Your task:
Since pictures are not wanted, repeat only the text of the records, word for word.

(Dataset items)

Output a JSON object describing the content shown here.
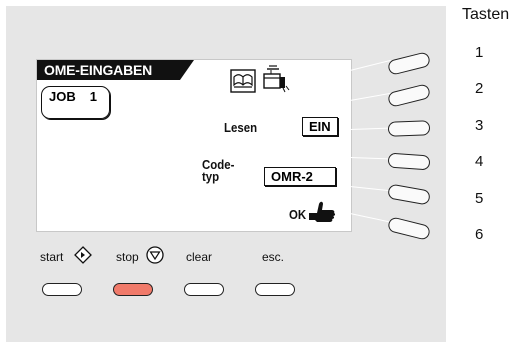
{
  "screen": {
    "title": "OME-EINGABEN",
    "job_label": "JOB",
    "job_number": "1",
    "read_label": "Lesen",
    "read_value": "EIN",
    "codetype_label_line1": "Code-",
    "codetype_label_line2": "typ",
    "codetype_value": "OMR-2",
    "ok_label": "OK"
  },
  "tasten": {
    "title": "Tasten",
    "numbers": [
      "1",
      "2",
      "3",
      "4",
      "5",
      "6"
    ]
  },
  "function_keys": {
    "start": "start",
    "stop": "stop",
    "clear": "clear",
    "esc": "esc."
  },
  "colors": {
    "panel": "#e6e6e6",
    "stop_button": "#f07a6a",
    "screen_title_bg": "#111111"
  },
  "icons": [
    "book-icon",
    "feeder-icon",
    "start-diamond-icon",
    "stop-triangle-icon",
    "thumbs-up-hand-icon"
  ]
}
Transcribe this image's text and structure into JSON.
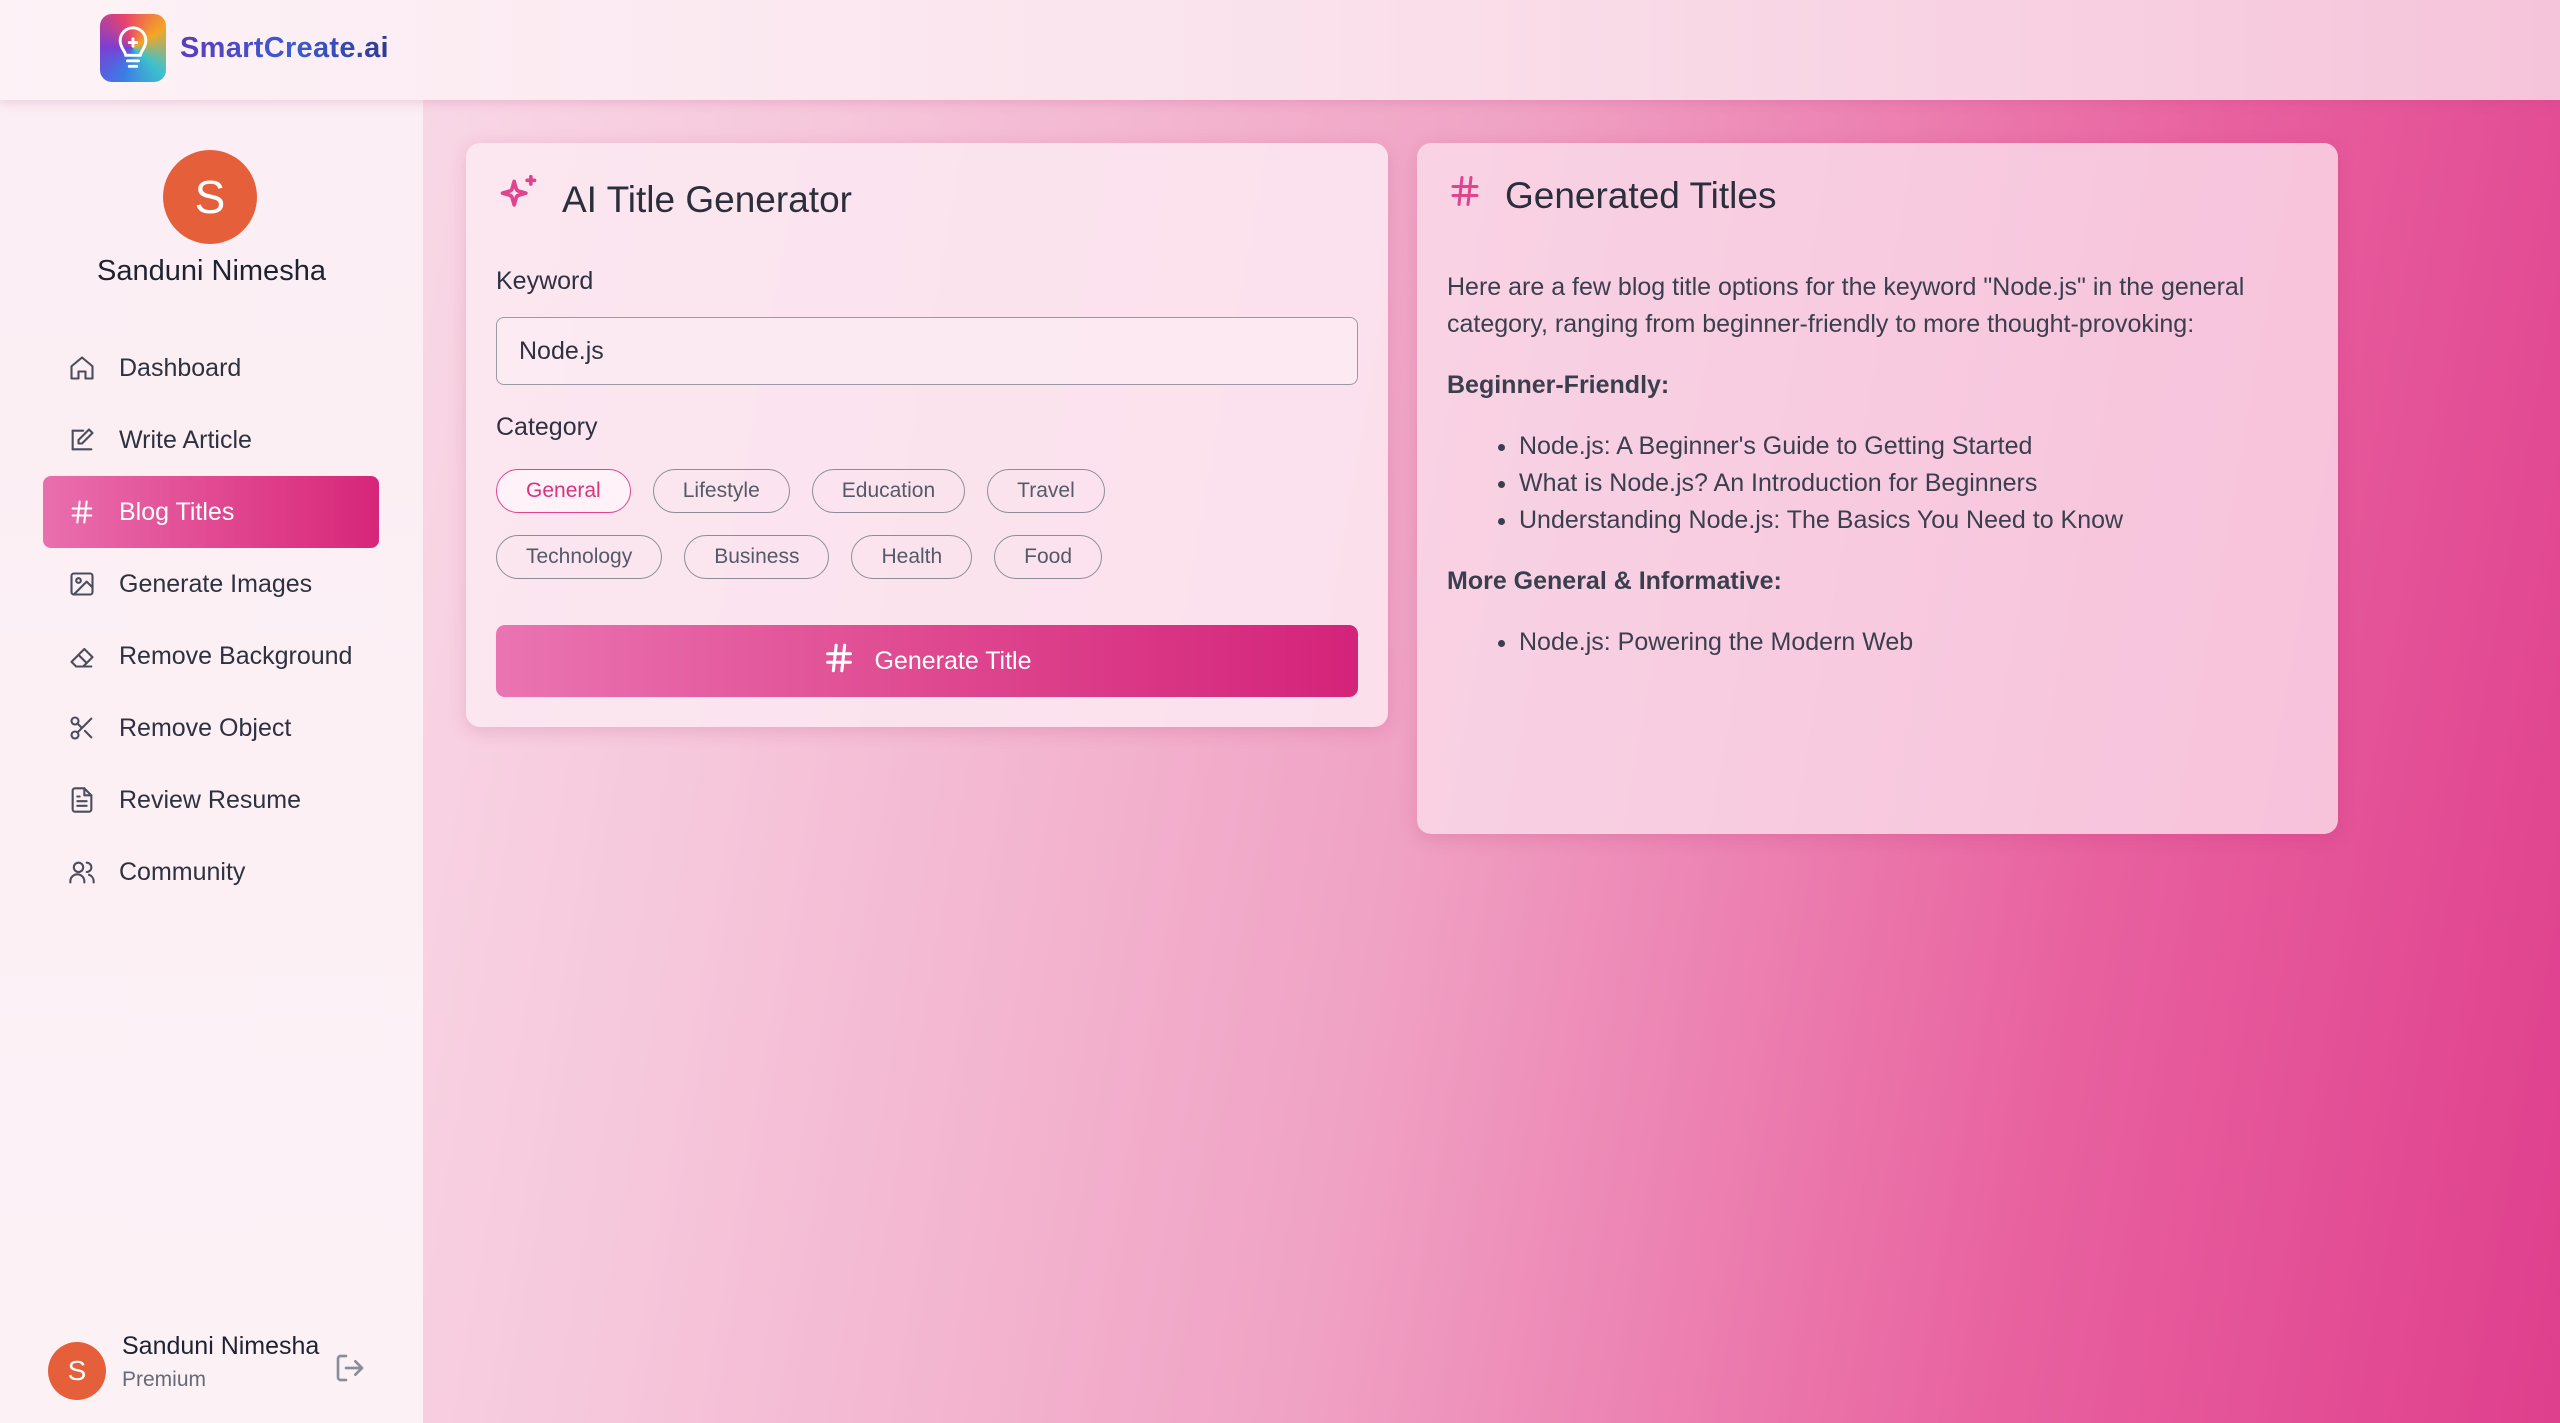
{
  "brand": {
    "name": "SmartCreate.ai"
  },
  "profile": {
    "avatar_letter": "S",
    "name": "Sanduni Nimesha"
  },
  "nav": [
    {
      "label": "Dashboard",
      "icon": "home-icon",
      "active": false
    },
    {
      "label": "Write Article",
      "icon": "edit-icon",
      "active": false
    },
    {
      "label": "Blog Titles",
      "icon": "hash-icon",
      "active": true
    },
    {
      "label": "Generate Images",
      "icon": "image-icon",
      "active": false
    },
    {
      "label": "Remove Background",
      "icon": "eraser-icon",
      "active": false
    },
    {
      "label": "Remove Object",
      "icon": "scissors-icon",
      "active": false
    },
    {
      "label": "Review Resume",
      "icon": "file-text-icon",
      "active": false
    },
    {
      "label": "Community",
      "icon": "users-icon",
      "active": false
    }
  ],
  "footer_user": {
    "avatar_letter": "S",
    "name": "Sanduni Nimesha",
    "plan": "Premium"
  },
  "generator": {
    "title": "AI Title Generator",
    "keyword_label": "Keyword",
    "keyword_value": "Node.js",
    "category_label": "Category",
    "categories_row1": [
      "General",
      "Lifestyle",
      "Education",
      "Travel"
    ],
    "categories_row2": [
      "Technology",
      "Business",
      "Health",
      "Food"
    ],
    "selected_category": "General",
    "button_label": "Generate Title"
  },
  "results": {
    "title": "Generated Titles",
    "intro": "Here are a few blog title options for the keyword \"Node.js\" in the general category, ranging from beginner-friendly to more thought-provoking:",
    "section1": "Beginner-Friendly:",
    "section1_items": [
      "Node.js: A Beginner's Guide to Getting Started",
      "What is Node.js? An Introduction for Beginners",
      "Understanding Node.js: The Basics You Need to Know"
    ],
    "section2": "More General & Informative:",
    "section2_items": [
      "Node.js: Powering the Modern Web"
    ]
  },
  "colors": {
    "accent": "#de3b87",
    "avatar": "#e5603a",
    "brand_text": "#3a5bd1"
  }
}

Answer box:
Output a JSON object describing the content shown here.
{
  "screen": {
    "title": "OME-EINGABEN",
    "job_label": "JOB",
    "job_number": "1",
    "read_label": "Lesen",
    "read_value": "EIN",
    "codetype_label_line1": "Code-",
    "codetype_label_line2": "typ",
    "codetype_value": "OMR-2",
    "ok_label": "OK"
  },
  "tasten": {
    "title": "Tasten",
    "numbers": [
      "1",
      "2",
      "3",
      "4",
      "5",
      "6"
    ]
  },
  "function_keys": {
    "start": "start",
    "stop": "stop",
    "clear": "clear",
    "esc": "esc."
  },
  "colors": {
    "panel": "#e6e6e6",
    "stop_button": "#f07a6a",
    "screen_title_bg": "#111111"
  },
  "icons": [
    "book-icon",
    "feeder-icon",
    "start-diamond-icon",
    "stop-triangle-icon",
    "thumbs-up-hand-icon"
  ]
}
Transcribe this image's text and structure into JSON.
{
  "brand": {
    "name": "SmartCreate.ai"
  },
  "profile": {
    "avatar_letter": "S",
    "name": "Sanduni Nimesha"
  },
  "nav": [
    {
      "label": "Dashboard",
      "icon": "home-icon",
      "active": false
    },
    {
      "label": "Write Article",
      "icon": "edit-icon",
      "active": false
    },
    {
      "label": "Blog Titles",
      "icon": "hash-icon",
      "active": true
    },
    {
      "label": "Generate Images",
      "icon": "image-icon",
      "active": false
    },
    {
      "label": "Remove Background",
      "icon": "eraser-icon",
      "active": false
    },
    {
      "label": "Remove Object",
      "icon": "scissors-icon",
      "active": false
    },
    {
      "label": "Review Resume",
      "icon": "file-text-icon",
      "active": false
    },
    {
      "label": "Community",
      "icon": "users-icon",
      "active": false
    }
  ],
  "footer_user": {
    "avatar_letter": "S",
    "name": "Sanduni Nimesha",
    "plan": "Premium"
  },
  "generator": {
    "title": "AI Title Generator",
    "keyword_label": "Keyword",
    "keyword_value": "Node.js",
    "category_label": "Category",
    "categories_row1": [
      "General",
      "Lifestyle",
      "Education",
      "Travel"
    ],
    "categories_row2": [
      "Technology",
      "Business",
      "Health",
      "Food"
    ],
    "selected_category": "General",
    "button_label": "Generate Title"
  },
  "results": {
    "title": "Generated Titles",
    "intro": "Here are a few blog title options for the keyword \"Node.js\" in the general category, ranging from beginner-friendly to more thought-provoking:",
    "section1": "Beginner-Friendly:",
    "section1_items": [
      "Node.js: A Beginner's Guide to Getting Started",
      "What is Node.js? An Introduction for Beginners",
      "Understanding Node.js: The Basics You Need to Know"
    ],
    "section2": "More General & Informative:",
    "section2_items": [
      "Node.js: Powering the Modern Web"
    ]
  },
  "colors": {
    "accent": "#de3b87",
    "avatar": "#e5603a",
    "brand_text": "#3a5bd1"
  }
}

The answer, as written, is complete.